Coco Fusco included in The Abyss of the Ocean: Cuban Women Photographers, Migrations, and the Question of Race, a virtual group exhibition curated by Aldeide Delgado at the Caribbean Cultural Center African Diaspora Institute, New York.
The institution's press release follows below:
“The Abyss of the Ocean lays bare the multiple Diasporic identities of Cuban women while confronting racist and colonialist stereotypes of their bodies.”
The Abyss of the Ocean: Cuban Women Photographers, Migrations, and the Question of Race focuses on identity and resistance through the creative practices of five artists living and working in the United States, Mexico, and Spain. The exhibition reveals the experiences and strategies of survival of María Magdalena Campos-Pons, Coco Fusco, Marta María Pérez Bravo, Gertrudis Rivalta, and Juana Valdés within the matrix of Latinx Art. Through their work, these artists challenge the concept of Latinidad and its relationship to Blackness in the modern/colonial project. Unsettling the totalizing definitions of Cuban, Latin American, and Latinx Art, The Abyss of the Ocean presents key photographic series produced since the 1990s. These photographs lay bare the nuance of the artists’ multiple Diasporic identities while confronting racist and colonialist stereotypes of women’s bodies.
The Abyss of the Ocean reframes a reductive, continental view of the Latinx identity to one that is fluid and archipelagic. For French Martiniquan philosopher Edouard Glissant, the ‘great’ narratives of the world (culminating in 19th century European imperial expansion) reduce complexity by emphasizing unification and totalization—a continental consciousness. In contrast, archipelagic thinking engages with exchange, fluids, mobility, and border crossings, and challenges the continental imaginary that perceives islands as fragmented and isolated. The Abyss of the Ocean employs the archipelago less as a geohistorical constellation of islands, and more as an “analytical framework to interrogate epistemologies, ways of thinking, and methodologies informed implicitly or explicitly by continental paradigms and perspectives.”
In Disturbing Categories, Remapping Knowledge (2019), art historian Tatiana Flores argues that the term Latinx has been narrowly associated with people of color (predominantly with Indigenous heritage) such so that Black artists of African descent have been consistently excluded in exhibitions curated from a Latin American perspective. This exclusion is made even more evident by surveying international exhibitions representing “Cuban Art.” Since the late 1990s, curators have explored the topic of race and racism in Cuba (notably, the ongoing project Queloides), exposing the marginalization of racialized bodies in the discourse of the nation-state. The Abyss of the Ocean should be understood in dialogue with these curatorial projects, inheriting their legacy and broadening it.

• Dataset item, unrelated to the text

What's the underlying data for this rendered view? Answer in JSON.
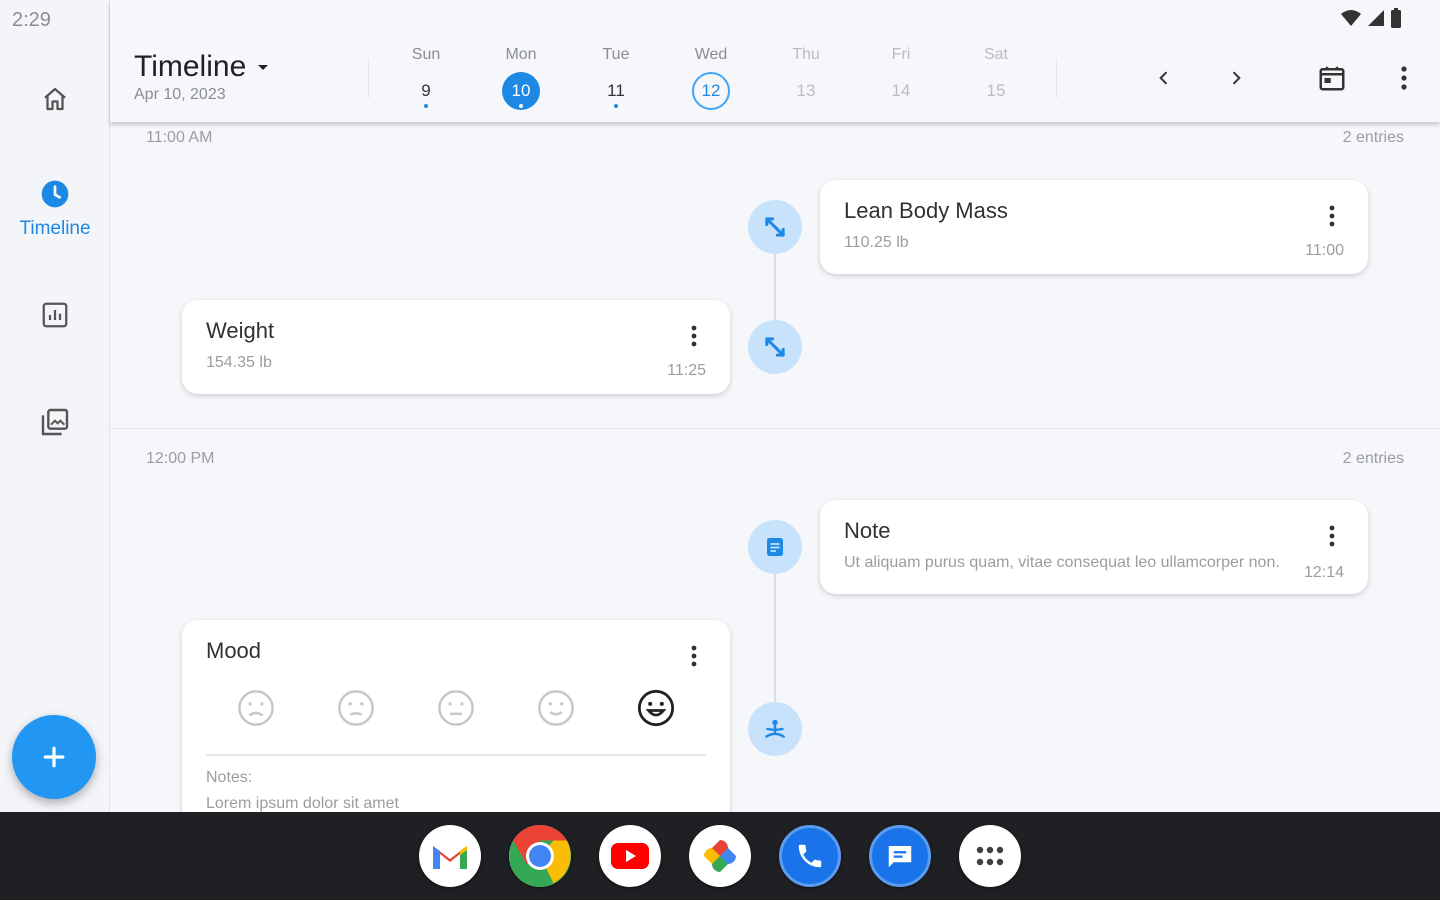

According to art critic Suset Sánchez, the particular silencing of Black women in the exhibition Ni músicos, ni deportistas (Havana, 1997) reflects a major paradox within the radical intention of the exhibit, given that Black women in Cuba constitute a demographic who have disproportionately suffered criminalization, objectification, and the racialization of their bodies. If the perspectives of women artists have scarcely been factored in the curatorial vision of these projects, an archipelagic perspective within a decolonial feminist lens further unravels the “entangled histories and affective connections that would otherwise be obscured by dominant and truncated narratives.” Inspired by postcolonial Caribbean thought, a feminist archipelagic perspective centers racialized women’s experiences by foregrounding the aftermath of the abyss (of the slave ship, of the depths of the sea, and of the unknown).
—Aldeide Delgado, Guest Curator